2. Develop Skills

Skills requirements for becoming a registered nurse include gaining the analytical and technical capabilities to execute the role’s common duties. RNs should also develop soft skills to promote optimal patient care, such as communication and critical-thinking competencies.

3. Gain Work Experience

Undergraduate nursing degree programs typically contain supervised clinical opportunities as part of their curriculum. Gaining experience in a healthcare setting can further your opportunities to transform your knowledge into actionable skills. It can also help you establish a foundation that makes it easier to transition into the field as a professional. 

In addition to supervised clinical opportunities as part of a course curriculum, you can gain this experience through shadowing opportunities, internships, mentor programs, and volunteering.

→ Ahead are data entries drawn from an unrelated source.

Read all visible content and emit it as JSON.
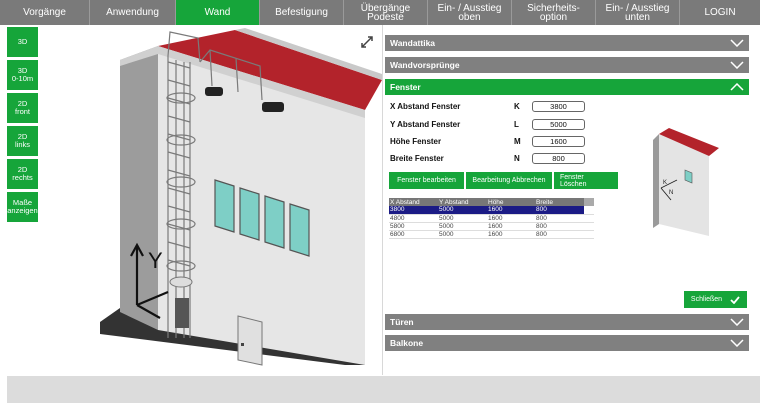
{
  "nav": {
    "items": [
      "Vorgänge",
      "Anwendung",
      "Wand",
      "Befestigung",
      "Übergänge\nPodeste",
      "Ein- / Ausstieg\noben",
      "Sicherheits-\noption",
      "Ein- / Ausstieg\nunten",
      "LOGIN"
    ],
    "active": "Wand"
  },
  "sidebar": {
    "buttons": [
      "3D",
      "3D\n0-10m",
      "2D\nfront",
      "2D\nlinks",
      "2D\nrechts",
      "Maße\nanzeigen"
    ]
  },
  "scene": {
    "axis_label": "Y",
    "roof_color": "#b3232b",
    "wall_color": "#e6e6e6",
    "window_color": "#7ecfc6"
  },
  "panel": {
    "sections": {
      "wandattika": "Wandattika",
      "wandverspruenge": "Wandvorsprünge",
      "fenster": "Fenster",
      "tueren": "Türen",
      "balkone": "Balkone"
    },
    "form": [
      {
        "label": "X Abstand Fenster",
        "key": "K",
        "value": "3800"
      },
      {
        "label": "Y Abstand Fenster",
        "key": "L",
        "value": "5000"
      },
      {
        "label": "Höhe Fenster",
        "key": "M",
        "value": "1600"
      },
      {
        "label": "Breite Fenster",
        "key": "N",
        "value": "800"
      }
    ],
    "actions": [
      "Fenster bearbeiten",
      "Bearbeitung Abbrechen",
      "Fenster Löschen"
    ],
    "table": {
      "headers": [
        "X Abstand",
        "Y Abstand",
        "Höhe",
        "Breite"
      ],
      "rows": [
        [
          "3800",
          "5000",
          "1600",
          "800"
        ],
        [
          "4800",
          "5000",
          "1600",
          "800"
        ],
        [
          "5800",
          "5000",
          "1600",
          "800"
        ],
        [
          "6800",
          "5000",
          "1600",
          "800"
        ]
      ],
      "selected_row": 0
    },
    "close_label": "Schließen",
    "accent": "#16a53a"
  }
}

Some nurses may work as licensed practical nurses (LPNs) before becoming registered nurses.

4. Earn Licensure and Certifications

Before being able to apply for an RN position, you must obtain licensure in your intended state of practice. This process culminates with passing the National Council Licensure Examination (NCLEX-RN). Some states may have additional licensing requirements, so it’s important to research if anything additional may be needed to become a registered nurse in your chosen location.

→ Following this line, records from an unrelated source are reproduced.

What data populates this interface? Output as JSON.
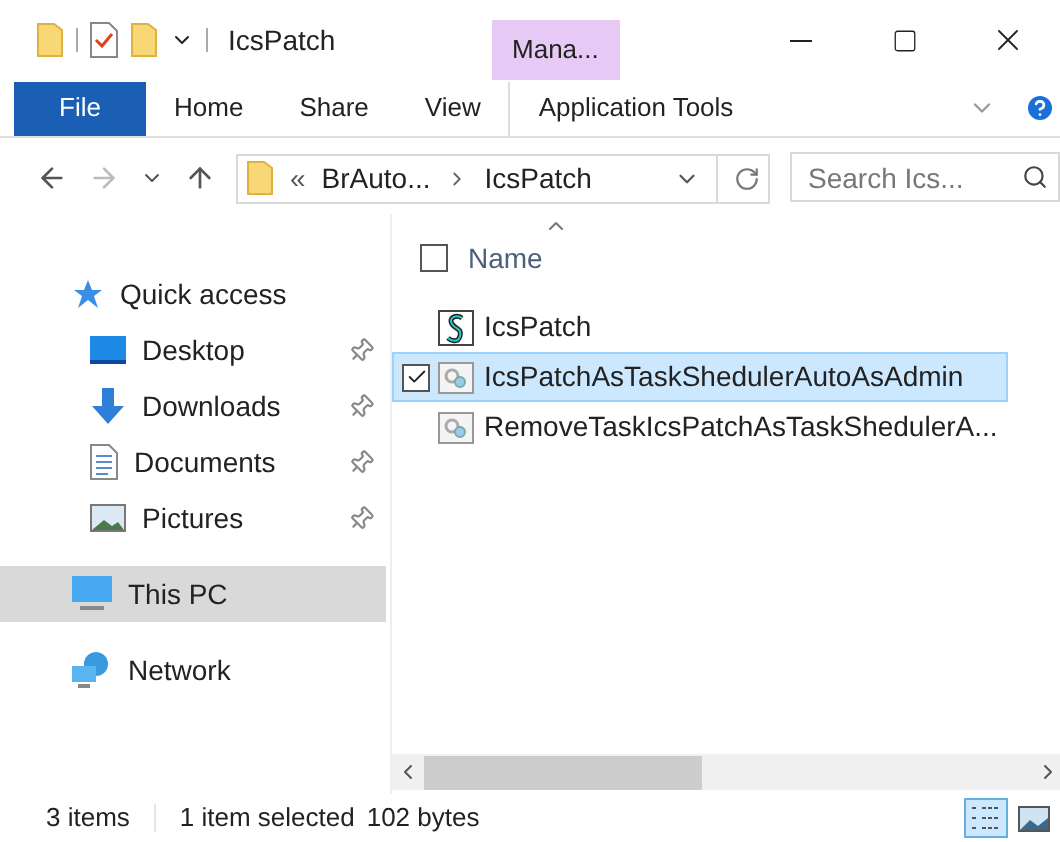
{
  "window": {
    "title": "IcsPatch",
    "context_tab": "Mana..."
  },
  "ribbon": {
    "tabs": [
      {
        "label": "File",
        "kind": "file"
      },
      {
        "label": "Home",
        "kind": "plain"
      },
      {
        "label": "Share",
        "kind": "plain"
      },
      {
        "label": "View",
        "kind": "plain"
      },
      {
        "label": "Application Tools",
        "kind": "context"
      }
    ]
  },
  "address": {
    "overflow": "«",
    "crumbs": [
      "BrAuto...",
      "IcsPatch"
    ],
    "search": {
      "placeholder": "Search Ics..."
    }
  },
  "nav": [
    {
      "label": "Quick access",
      "kind": "star",
      "selected": false,
      "children": [
        {
          "label": "Desktop",
          "kind": "desktop",
          "pinned": true,
          "selected": false
        },
        {
          "label": "Downloads",
          "kind": "download",
          "pinned": true,
          "selected": false
        },
        {
          "label": "Documents",
          "kind": "document",
          "pinned": true,
          "selected": false
        },
        {
          "label": "Pictures",
          "kind": "pictures",
          "pinned": true,
          "selected": false
        }
      ]
    },
    {
      "label": "This PC",
      "kind": "pc",
      "selected": true
    },
    {
      "label": "Network",
      "kind": "network",
      "selected": false
    }
  ],
  "files": {
    "columns": [
      "Name"
    ],
    "select_all": false,
    "rows": [
      {
        "name": "IcsPatch",
        "kind": "script",
        "selected": false,
        "checked": false
      },
      {
        "name": "IcsPatchAsTaskShedulerAutoAsAdmin",
        "kind": "task",
        "selected": true,
        "checked": true
      },
      {
        "name": "RemoveTaskIcsPatchAsTaskShedulerA...",
        "kind": "task",
        "selected": false,
        "checked": false
      }
    ]
  },
  "status_bar": {
    "count": "3 items",
    "selection": "1 item selected",
    "size": "102 bytes",
    "views": [
      {
        "kind": "details",
        "selected": true
      },
      {
        "kind": "thumbnails",
        "selected": false
      }
    ]
  }
}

In addition to licensing, you can gain certification in specific areas of nursing, such as pediatrics or ambulatory care, as you gain experience on the job. These certifications can provide additional validation of your specialized knowledge, which could be attractive to prospective employers. Certifications are typically offered through professional associations.

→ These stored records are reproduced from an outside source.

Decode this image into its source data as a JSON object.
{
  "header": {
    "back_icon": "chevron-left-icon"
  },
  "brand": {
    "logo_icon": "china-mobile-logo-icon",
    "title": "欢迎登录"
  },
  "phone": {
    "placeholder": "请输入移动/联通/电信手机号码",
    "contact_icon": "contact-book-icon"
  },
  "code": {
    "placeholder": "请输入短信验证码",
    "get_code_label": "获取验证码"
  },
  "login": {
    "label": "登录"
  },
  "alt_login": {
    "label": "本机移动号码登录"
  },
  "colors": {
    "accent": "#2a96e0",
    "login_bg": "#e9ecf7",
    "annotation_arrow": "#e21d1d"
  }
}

5. Continue Your Professional Development

Typically, registered nurses start their careers as staff nurses. This provides an environment to refine your skill set and gain experience at the professional level. Eventually, the experience can allow you to move into other RN positions that can provide you with more responsibilities, including more leadership or educator roles. 

RNs typically need to pursue continuing nursing education credits to renew their state licensure on a periodic basis. They may also choose to pursue additional professional certifications as they advance in their careers.

Job Outlook for Registered Nurse

The ongoing nursing shortage continues to create ample opportunities for prospective RNs. The U.S. Bureau of Labor Statistics (BLS) projects 193,100 registered nurse openings each year between 2022 and 2032. Factors leading to this increase include the growing demand for care services as well as retirements and career changes among existing nurses.

Those entering the field are doing so at a critical time. As the U.S. population ages, the number of patients in need of chronic care is expected to rise. Registered nurses will be crucial in developing care strategies that can help patients with chronic care needs live their best lives.

Build a Bright Future by Becoming a Registered Nurse

Registered nurses do more than provide care. They make a difference in people’s lives, and their work can form the backbone of a facility’s day-to-day care delivery strategies. This can ultimately make the profession a highly satisfying and meaningful choice.

The nursing school programs at Fortis, including the Associate Degree in Nursing offering, can be your first step toward becoming a registered nurse. Our programs are designed to help you gain the fundamental knowledge and skills to properly pursue a nursing role and provide the best care possible. 

Learn how we can help you make an impact in an important field.

Recommended Readings
6 Essential Clinical Nursing Skills
5 Ways Nurses Are Making a Difference in Patients’ Lives
Opportunities to Volunteer Your Nursing Skills

American Association of Colleges of Nursing, Nursing Shortage Fact Sheet
National Council of State Boards of Nursing, NCSBN Examinations
Scripps, 10 Top Health Concerns of Baby Boomers
U.S. Bureau of Labor Statistics, Registered Nurses
WebMD, What Is a Registered Nurse?